the media and entertainment union
a sector of Prospect

15 September 2010

This week's TUC Congress is rightly dominated by discussion about the deficit-cutting plans of the Con-Dem coalition and the response of trade unionists to October's Spending Review.

What shape will that response take: leadership of a widespread community based effort to thwart the worst excesses of the new government? Or a programme of coordinated and extensive industrial action? At the very least preparations are underway for a demonstration on 19 October ahead of Chancellor George Osborne's major statement. BECTU is sure to be there.

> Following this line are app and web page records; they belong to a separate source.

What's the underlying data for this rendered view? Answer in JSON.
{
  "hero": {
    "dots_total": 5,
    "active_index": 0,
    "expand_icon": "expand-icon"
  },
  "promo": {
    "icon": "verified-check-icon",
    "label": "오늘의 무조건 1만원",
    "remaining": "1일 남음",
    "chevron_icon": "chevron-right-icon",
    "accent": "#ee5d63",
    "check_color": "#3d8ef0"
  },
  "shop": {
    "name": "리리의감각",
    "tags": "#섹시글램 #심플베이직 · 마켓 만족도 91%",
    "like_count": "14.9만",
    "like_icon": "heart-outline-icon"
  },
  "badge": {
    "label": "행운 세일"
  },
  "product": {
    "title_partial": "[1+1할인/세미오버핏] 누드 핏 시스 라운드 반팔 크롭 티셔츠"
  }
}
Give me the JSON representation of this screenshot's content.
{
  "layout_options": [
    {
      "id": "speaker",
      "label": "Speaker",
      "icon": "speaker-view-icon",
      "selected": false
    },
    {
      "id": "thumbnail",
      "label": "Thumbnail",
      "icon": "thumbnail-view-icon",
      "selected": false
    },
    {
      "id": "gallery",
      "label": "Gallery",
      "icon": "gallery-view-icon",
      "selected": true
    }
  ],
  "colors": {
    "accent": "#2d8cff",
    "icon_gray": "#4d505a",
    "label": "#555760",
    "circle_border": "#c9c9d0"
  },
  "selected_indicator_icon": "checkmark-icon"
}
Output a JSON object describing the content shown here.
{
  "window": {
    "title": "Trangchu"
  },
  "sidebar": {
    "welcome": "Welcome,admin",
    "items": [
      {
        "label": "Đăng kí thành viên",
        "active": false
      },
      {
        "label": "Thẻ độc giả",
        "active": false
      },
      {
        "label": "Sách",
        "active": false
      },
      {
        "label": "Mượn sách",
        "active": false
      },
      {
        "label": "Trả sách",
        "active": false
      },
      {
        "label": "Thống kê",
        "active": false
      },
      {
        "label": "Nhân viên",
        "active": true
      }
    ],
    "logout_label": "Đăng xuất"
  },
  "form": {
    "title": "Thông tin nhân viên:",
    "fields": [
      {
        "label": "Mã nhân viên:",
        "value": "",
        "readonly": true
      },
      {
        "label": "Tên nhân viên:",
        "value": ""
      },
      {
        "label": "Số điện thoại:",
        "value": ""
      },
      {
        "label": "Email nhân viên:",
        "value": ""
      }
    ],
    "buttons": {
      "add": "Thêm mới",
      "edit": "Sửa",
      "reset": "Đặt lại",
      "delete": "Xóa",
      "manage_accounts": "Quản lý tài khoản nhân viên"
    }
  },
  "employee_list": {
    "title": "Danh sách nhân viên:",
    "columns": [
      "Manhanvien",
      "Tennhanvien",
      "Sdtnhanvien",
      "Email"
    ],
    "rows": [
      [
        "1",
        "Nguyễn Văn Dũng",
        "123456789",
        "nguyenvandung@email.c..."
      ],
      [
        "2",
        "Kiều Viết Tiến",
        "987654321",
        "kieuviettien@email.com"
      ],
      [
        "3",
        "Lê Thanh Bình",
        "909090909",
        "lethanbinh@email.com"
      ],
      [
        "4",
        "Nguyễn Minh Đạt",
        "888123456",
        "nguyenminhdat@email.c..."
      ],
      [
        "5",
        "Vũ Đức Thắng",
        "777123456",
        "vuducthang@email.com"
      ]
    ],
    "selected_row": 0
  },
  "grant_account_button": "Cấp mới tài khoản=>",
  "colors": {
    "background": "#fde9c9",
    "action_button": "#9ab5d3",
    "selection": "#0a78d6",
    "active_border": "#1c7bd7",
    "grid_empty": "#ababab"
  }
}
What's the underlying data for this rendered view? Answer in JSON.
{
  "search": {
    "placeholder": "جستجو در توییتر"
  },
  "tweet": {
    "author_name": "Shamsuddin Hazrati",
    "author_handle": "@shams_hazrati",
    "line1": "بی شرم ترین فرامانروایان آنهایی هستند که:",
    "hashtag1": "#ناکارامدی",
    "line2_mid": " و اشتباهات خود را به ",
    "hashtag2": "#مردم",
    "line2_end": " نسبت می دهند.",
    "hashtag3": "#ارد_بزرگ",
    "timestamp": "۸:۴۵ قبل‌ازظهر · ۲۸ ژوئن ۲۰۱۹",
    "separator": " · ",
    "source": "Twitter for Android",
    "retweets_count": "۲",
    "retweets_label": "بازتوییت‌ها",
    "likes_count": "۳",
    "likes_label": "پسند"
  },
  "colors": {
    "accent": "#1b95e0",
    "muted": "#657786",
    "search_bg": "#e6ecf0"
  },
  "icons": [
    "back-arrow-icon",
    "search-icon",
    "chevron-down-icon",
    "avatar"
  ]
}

BECTU's participation at the Manchester based conference started on Monday with a contribution to the debate about the repeal of anti-trade union laws.

Our delegation is also set to feature at the end of the event in discussions about TUC actions on the many motions debated each year. BECTU's motion calls on TUC organisers to publish a formal written report for delegates.

'The BBC should expand the Asian Network'

BECTU leant its support yesterday to a motion on the BBC's remit submitted by the Musicians' Union. Assistant general secretary, Luke Crawley, argued that the Asian Network was exactly the kind of output which the BBC should be producing given its responsibility to serve audiences not provided for by the market. Luke Crawley went further and said that the BBC should be expanding this kind of production.

Jeremy Dear, NUJ, general secretary took the opportunity to bring delegates up to date with union plans in the BBC pensions dispute. Earlier this week, the joint unions announced strike dates in the dispute.

Jeremy Dear told delegates that commitment, dedication and skills are not built by attacking staff conditions.